Saved data entries:
++++++++++++++++++++

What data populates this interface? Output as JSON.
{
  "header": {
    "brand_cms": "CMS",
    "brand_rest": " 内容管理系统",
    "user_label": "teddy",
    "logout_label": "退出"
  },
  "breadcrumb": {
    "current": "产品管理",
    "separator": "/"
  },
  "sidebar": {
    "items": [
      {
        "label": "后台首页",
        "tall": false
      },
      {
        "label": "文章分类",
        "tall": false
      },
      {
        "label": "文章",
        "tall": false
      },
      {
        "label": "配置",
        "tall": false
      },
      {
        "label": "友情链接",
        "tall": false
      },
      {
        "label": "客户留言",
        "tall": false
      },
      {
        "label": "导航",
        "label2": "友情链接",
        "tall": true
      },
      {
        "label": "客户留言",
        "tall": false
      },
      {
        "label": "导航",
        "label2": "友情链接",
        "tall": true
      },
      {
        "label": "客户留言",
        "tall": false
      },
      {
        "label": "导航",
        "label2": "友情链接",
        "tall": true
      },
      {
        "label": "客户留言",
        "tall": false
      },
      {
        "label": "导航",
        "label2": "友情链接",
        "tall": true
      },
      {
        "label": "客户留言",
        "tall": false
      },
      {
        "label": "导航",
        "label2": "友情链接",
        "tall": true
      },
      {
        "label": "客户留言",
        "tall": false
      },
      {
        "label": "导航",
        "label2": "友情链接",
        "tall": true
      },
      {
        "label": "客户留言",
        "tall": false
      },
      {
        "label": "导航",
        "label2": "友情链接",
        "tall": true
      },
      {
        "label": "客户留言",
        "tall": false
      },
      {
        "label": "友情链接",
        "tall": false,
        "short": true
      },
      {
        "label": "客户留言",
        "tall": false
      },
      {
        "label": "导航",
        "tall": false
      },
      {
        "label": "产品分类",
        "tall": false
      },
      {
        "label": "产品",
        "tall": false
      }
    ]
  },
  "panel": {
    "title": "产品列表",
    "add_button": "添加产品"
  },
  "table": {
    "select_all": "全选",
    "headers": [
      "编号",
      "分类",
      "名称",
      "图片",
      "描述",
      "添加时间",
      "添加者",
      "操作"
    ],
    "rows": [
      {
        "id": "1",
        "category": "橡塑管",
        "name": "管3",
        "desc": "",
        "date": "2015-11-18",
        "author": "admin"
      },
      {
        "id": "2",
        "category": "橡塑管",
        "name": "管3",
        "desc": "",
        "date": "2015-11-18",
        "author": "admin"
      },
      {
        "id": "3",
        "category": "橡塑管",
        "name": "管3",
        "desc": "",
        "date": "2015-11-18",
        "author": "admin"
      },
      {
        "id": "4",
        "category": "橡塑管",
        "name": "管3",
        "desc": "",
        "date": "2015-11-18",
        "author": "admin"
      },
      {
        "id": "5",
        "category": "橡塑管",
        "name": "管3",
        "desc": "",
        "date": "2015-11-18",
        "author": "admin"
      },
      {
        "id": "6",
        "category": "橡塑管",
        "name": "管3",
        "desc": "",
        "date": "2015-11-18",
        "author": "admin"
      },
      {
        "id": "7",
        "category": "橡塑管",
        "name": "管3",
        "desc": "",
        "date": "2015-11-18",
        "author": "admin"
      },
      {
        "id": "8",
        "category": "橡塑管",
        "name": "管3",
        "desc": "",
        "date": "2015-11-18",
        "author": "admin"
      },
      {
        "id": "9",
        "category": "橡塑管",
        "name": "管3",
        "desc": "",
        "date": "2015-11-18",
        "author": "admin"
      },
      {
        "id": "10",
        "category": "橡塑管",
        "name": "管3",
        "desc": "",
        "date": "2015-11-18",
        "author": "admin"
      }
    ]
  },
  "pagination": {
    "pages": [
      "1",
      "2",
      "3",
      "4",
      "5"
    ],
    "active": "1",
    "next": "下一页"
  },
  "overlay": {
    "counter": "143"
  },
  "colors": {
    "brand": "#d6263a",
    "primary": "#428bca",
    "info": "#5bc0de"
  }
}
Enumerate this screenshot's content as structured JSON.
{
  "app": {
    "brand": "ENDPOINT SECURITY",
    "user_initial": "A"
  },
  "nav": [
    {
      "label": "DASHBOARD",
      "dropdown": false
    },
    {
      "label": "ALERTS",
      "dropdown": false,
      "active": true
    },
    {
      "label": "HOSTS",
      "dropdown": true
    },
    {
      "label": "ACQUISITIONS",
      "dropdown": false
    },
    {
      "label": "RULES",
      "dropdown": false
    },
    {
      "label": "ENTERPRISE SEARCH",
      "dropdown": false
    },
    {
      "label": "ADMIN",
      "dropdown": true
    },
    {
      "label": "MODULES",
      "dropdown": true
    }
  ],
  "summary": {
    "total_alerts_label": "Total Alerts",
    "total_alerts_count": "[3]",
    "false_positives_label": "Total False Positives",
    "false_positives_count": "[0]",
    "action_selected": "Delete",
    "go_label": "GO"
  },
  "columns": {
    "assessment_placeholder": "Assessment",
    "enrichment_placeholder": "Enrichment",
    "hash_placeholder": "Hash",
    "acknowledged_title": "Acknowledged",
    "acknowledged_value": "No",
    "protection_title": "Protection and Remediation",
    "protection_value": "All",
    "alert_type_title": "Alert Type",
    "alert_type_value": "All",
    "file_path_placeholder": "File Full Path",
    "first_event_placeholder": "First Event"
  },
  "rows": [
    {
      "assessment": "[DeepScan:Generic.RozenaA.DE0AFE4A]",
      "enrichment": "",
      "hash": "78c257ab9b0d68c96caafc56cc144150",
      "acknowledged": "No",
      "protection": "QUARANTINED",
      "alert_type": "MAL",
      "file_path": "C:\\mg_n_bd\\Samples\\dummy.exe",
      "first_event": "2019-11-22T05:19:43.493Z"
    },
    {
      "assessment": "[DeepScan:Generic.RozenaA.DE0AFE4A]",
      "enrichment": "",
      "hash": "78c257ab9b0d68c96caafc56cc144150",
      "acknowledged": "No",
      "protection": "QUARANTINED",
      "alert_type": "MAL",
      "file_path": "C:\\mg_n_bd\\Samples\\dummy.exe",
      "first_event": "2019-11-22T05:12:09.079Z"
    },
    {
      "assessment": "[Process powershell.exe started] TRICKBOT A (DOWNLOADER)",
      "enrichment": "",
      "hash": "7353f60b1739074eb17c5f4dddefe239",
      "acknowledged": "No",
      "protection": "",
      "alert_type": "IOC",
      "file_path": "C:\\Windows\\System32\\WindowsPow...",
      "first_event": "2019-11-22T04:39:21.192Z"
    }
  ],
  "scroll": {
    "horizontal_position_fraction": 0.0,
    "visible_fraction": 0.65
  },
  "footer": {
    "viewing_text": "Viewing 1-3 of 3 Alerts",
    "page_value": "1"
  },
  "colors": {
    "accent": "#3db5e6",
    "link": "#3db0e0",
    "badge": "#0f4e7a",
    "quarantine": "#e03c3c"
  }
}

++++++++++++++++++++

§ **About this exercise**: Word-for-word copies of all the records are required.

§ **Solution**:
What data populates this interface? Output as JSON.
{
  "header": {
    "brand_cms": "CMS",
    "brand_rest": " 内容管理系统",
    "user_label": "teddy",
    "logout_label": "退出"
  },
  "breadcrumb": {
    "current": "产品管理",
    "separator": "/"
  },
  "sidebar": {
    "items": [
      {
        "label": "后台首页",
        "tall": false
      },
      {
        "label": "文章分类",
        "tall": false
      },
      {
        "label": "文章",
        "tall": false
      },
      {
        "label": "配置",
        "tall": false
      },
      {
        "label": "友情链接",
        "tall": false
      },
      {
        "label": "客户留言",
        "tall": false
      },
      {
        "label": "导航",
        "label2": "友情链接",
        "tall": true
      },
      {
        "label": "客户留言",
        "tall": false
      },
      {
        "label": "导航",
        "label2": "友情链接",
        "tall": true
      },
      {
        "label": "客户留言",
        "tall": false
      },
      {
        "label": "导航",
        "label2": "友情链接",
        "tall": true
      },
      {
        "label": "客户留言",
        "tall": false
      },
      {
        "label": "导航",
        "label2": "友情链接",
        "tall": true
      },
      {
        "label": "客户留言",
        "tall": false
      },
      {
        "label": "导航",
        "label2": "友情链接",
        "tall": true
      },
      {
        "label": "客户留言",
        "tall": false
      },
      {
        "label": "导航",
        "label2": "友情链接",
        "tall": true
      },
      {
        "label": "客户留言",
        "tall": false
      },
      {
        "label": "导航",
        "label2": "友情链接",
        "tall": true
      },
      {
        "label": "客户留言",
        "tall": false
      },
      {
        "label": "友情链接",
        "tall": false,
        "short": true
      },
      {
        "label": "客户留言",
        "tall": false
      },
      {
        "label": "导航",
        "tall": false
      },
      {
        "label": "产品分类",
        "tall": false
      },
      {
        "label": "产品",
        "tall": false
      }
    ]
  },
  "panel": {
    "title": "产品列表",
    "add_button": "添加产品"
  },
  "table": {
    "select_all": "全选",
    "headers": [
      "编号",
      "分类",
      "名称",
      "图片",
      "描述",
      "添加时间",
      "添加者",
      "操作"
    ],
    "rows": [
      {
        "id": "1",
        "category": "橡塑管",
        "name": "管3",
        "desc": "",
        "date": "2015-11-18",
        "author": "admin"
      },
      {
        "id": "2",
        "category": "橡塑管",
        "name": "管3",
        "desc": "",
        "date": "2015-11-18",
        "author": "admin"
      },
      {
        "id": "3",
        "category": "橡塑管",
        "name": "管3",
        "desc": "",
        "date": "2015-11-18",
        "author": "admin"
      },
      {
        "id": "4",
        "category": "橡塑管",
        "name": "管3",
        "desc": "",
        "date": "2015-11-18",
        "author": "admin"
      },
      {
        "id": "5",
        "category": "橡塑管",
        "name": "管3",
        "desc": "",
        "date": "2015-11-18",
        "author": "admin"
      },
      {
        "id": "6",
        "category": "橡塑管",
        "name": "管3",
        "desc": "",
        "date": "2015-11-18",
        "author": "admin"
      },
      {
        "id": "7",
        "category": "橡塑管",
        "name": "管3",
        "desc": "",
        "date": "2015-11-18",
        "author": "admin"
      },
      {
        "id": "8",
        "category": "橡塑管",
        "name": "管3",
        "desc": "",
        "date": "2015-11-18",
        "author": "admin"
      },
      {
        "id": "9",
        "category": "橡塑管",
        "name": "管3",
        "desc": "",
        "date": "2015-11-18",
        "author": "admin"
      },
      {
        "id": "10",
        "category": "橡塑管",
        "name": "管3",
        "desc": "",
        "date": "2015-11-18",
        "author": "admin"
      }
    ]
  },
  "pagination": {
    "pages": [
      "1",
      "2",
      "3",
      "4",
      "5"
    ],
    "active": "1",
    "next": "下一页"
  },
  "overlay": {
    "counter": "143"
  },
  "colors": {
    "brand": "#d6263a",
    "primary": "#428bca",
    "info": "#5bc0de"
  }
}
Enumerate this screenshot's content as structured JSON.
{
  "app": {
    "brand": "ENDPOINT SECURITY",
    "user_initial": "A"
  },
  "nav": [
    {
      "label": "DASHBOARD",
      "dropdown": false
    },
    {
      "label": "ALERTS",
      "dropdown": false,
      "active": true
    },
    {
      "label": "HOSTS",
      "dropdown": true
    },
    {
      "label": "ACQUISITIONS",
      "dropdown": false
    },
    {
      "label": "RULES",
      "dropdown": false
    },
    {
      "label": "ENTERPRISE SEARCH",
      "dropdown": false
    },
    {
      "label": "ADMIN",
      "dropdown": true
    },
    {
      "label": "MODULES",
      "dropdown": true
    }
  ],
  "summary": {
    "total_alerts_label": "Total Alerts",
    "total_alerts_count": "[3]",
    "false_positives_label": "Total False Positives",
    "false_positives_count": "[0]",
    "action_selected": "Delete",
    "go_label": "GO"
  },
  "columns": {
    "assessment_placeholder": "Assessment",
    "enrichment_placeholder": "Enrichment",
    "hash_placeholder": "Hash",
    "acknowledged_title": "Acknowledged",
    "acknowledged_value": "No",
    "protection_title": "Protection and Remediation",
    "protection_value": "All",
    "alert_type_title": "Alert Type",
    "alert_type_value": "All",
    "file_path_placeholder": "File Full Path",
    "first_event_placeholder": "First Event"
  },
  "rows": [
    {
      "assessment": "[DeepScan:Generic.RozenaA.DE0AFE4A]",
      "enrichment": "",
      "hash": "78c257ab9b0d68c96caafc56cc144150",
      "acknowledged": "No",
      "protection": "QUARANTINED",
      "alert_type": "MAL",
      "file_path": "C:\\mg_n_bd\\Samples\\dummy.exe",
      "first_event": "2019-11-22T05:19:43.493Z"
    },
    {
      "assessment": "[DeepScan:Generic.RozenaA.DE0AFE4A]",
      "enrichment": "",
      "hash": "78c257ab9b0d68c96caafc56cc144150",
      "acknowledged": "No",
      "protection": "QUARANTINED",
      "alert_type": "MAL",
      "file_path": "C:\\mg_n_bd\\Samples\\dummy.exe",
      "first_event": "2019-11-22T05:12:09.079Z"
    },
    {
      "assessment": "[Process powershell.exe started] TRICKBOT A (DOWNLOADER)",
      "enrichment": "",
      "hash": "7353f60b1739074eb17c5f4dddefe239",
      "acknowledged": "No",
      "protection": "",
      "alert_type": "IOC",
      "file_path": "C:\\Windows\\System32\\WindowsPow...",
      "first_event": "2019-11-22T04:39:21.192Z"
    }
  ],
  "scroll": {
    "horizontal_position_fraction": 0.0,
    "visible_fraction": 0.65
  },
  "footer": {
    "viewing_text": "Viewing 1-3 of 3 Alerts",
    "page_value": "1"
  },
  "colors": {
    "accent": "#3db5e6",
    "link": "#3db0e0",
    "badge": "#0f4e7a",
    "quarantine": "#e03c3c"
  }
}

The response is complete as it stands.